- Apr 27, 2015
New York City traded places with San Francisco this year and now ranks second in Marcus & Millichap’s 2015 National Apartment Index, though its economy is still thriving and the multi-family sector is performing better than ever.
Similar to 2014, demand for apartments in 2015 continues to be fueled by significant gains in employment—especially by the expansion of well-paid high-tech jobs, which continue to draw new residents in the city. With giants such as Google, Samsung and Facebook expanding their footprint in the city, the tech sector is pushing up hiring and motivating venture capital firms to support tech start-ups in expanding their payrolls. The traditionally robust tourism industry is also expected to create new leisure and hospitality jobs in the city while boosting the construction sector. Marcus & Millichap data predicts that employment will tick up 2.3 percent in 2015, adding 92,500 positions. Compared to the 85,000 jobs created in 2014, hiring is expected to reach a new high this year.
With the price of owner-occupied housing still prohibitive for most new residents, the demand for rental housing is growing. As a result, new projects are being completed at a swift pace. 12,500 new apartments are scheduled to come online in 2015, 10,000 of which will be built in Manhattan and Brooklyn, the city’s best performing submarkets. This marks a 4 percent increase in completions compared to last year, when 12,000 new units came online.
Though developers responded quickly to the demand for new rental spaces, New York City will maintain vacancy rates well under 3 percent this year—one of the lowest rates in the nation, according to Marcus & Millichap. The wave of new units expected to be delivered this year will result in a 40 basis point climb in vacancy, reaching nearly 2.7 percent. The average vacancy rate in 2014 registered a 30-basis point rise.

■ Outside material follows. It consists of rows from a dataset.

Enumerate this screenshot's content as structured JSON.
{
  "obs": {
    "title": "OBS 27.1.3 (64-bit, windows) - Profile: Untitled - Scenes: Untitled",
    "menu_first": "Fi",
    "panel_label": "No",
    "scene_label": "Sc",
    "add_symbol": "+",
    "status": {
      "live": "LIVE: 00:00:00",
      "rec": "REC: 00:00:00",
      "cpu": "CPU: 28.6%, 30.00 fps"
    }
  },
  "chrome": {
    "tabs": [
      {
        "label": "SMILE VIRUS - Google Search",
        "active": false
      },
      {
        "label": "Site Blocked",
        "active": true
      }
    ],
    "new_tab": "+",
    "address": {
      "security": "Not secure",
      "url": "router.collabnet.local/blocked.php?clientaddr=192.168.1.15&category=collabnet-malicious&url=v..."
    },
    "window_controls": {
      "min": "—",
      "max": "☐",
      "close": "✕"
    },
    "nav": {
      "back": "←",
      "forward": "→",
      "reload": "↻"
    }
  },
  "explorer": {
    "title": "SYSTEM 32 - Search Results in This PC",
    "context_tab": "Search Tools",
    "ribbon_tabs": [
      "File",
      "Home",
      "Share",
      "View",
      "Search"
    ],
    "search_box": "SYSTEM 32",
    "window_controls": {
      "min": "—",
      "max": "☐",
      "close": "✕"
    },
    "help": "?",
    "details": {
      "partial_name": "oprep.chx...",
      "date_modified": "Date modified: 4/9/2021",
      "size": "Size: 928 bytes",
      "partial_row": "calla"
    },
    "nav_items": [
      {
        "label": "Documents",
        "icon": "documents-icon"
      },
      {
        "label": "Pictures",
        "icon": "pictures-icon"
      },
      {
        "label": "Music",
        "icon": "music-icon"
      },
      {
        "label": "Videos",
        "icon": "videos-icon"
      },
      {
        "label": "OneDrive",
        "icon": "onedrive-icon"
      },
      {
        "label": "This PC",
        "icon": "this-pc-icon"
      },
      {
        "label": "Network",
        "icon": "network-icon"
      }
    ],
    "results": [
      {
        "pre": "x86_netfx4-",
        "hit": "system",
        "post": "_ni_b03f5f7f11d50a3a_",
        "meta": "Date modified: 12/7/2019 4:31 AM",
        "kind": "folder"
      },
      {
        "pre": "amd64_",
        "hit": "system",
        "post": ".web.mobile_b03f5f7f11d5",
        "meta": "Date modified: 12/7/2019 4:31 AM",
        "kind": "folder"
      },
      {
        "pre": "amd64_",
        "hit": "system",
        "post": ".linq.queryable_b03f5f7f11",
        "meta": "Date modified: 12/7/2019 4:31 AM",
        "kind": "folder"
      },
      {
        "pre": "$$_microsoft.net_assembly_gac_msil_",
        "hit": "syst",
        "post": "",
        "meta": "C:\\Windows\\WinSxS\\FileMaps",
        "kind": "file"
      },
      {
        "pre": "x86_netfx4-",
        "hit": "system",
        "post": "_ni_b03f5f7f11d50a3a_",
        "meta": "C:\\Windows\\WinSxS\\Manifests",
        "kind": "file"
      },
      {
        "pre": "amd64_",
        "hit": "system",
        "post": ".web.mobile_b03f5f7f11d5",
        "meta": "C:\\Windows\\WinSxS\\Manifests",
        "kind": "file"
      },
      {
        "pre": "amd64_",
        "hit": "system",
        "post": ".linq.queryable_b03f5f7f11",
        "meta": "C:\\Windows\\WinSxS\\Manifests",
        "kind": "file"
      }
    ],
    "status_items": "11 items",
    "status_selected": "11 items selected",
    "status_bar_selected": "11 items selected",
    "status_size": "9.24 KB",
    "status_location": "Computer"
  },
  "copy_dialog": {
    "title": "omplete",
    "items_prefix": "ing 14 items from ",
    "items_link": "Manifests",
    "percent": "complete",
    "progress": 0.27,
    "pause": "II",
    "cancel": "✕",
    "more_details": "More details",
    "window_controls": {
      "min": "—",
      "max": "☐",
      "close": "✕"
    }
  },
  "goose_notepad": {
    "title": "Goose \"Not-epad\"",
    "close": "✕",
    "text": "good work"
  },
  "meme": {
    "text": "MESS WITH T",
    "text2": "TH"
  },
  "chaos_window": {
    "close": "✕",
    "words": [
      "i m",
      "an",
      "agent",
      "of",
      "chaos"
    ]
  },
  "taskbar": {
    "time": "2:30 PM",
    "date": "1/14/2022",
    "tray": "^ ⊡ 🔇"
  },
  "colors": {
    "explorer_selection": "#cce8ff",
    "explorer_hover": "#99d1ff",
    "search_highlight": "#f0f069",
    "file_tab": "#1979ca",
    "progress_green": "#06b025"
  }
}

Effective rents will continue to push up in 2015, gaining 1.4 percent to $4,090 per month and posting the highest rental rate in the country. However, this is a slight decrease in rent growth compared to 2014 when rents rose 1.8 percent.
New York City’s stable economy will continue to lure international investors who are looking to deploy capital in safe markets. Investors will continue to be active throughout the city, especially in Manhattan, where cap rates are expected to fall below 4 percent. Many deep-pocketed buyers are expected to invest in northern and downtown Brooklyn, looking for Class B/C assets located in transitioning areas.
Charts courtesy of Marcus & Millichap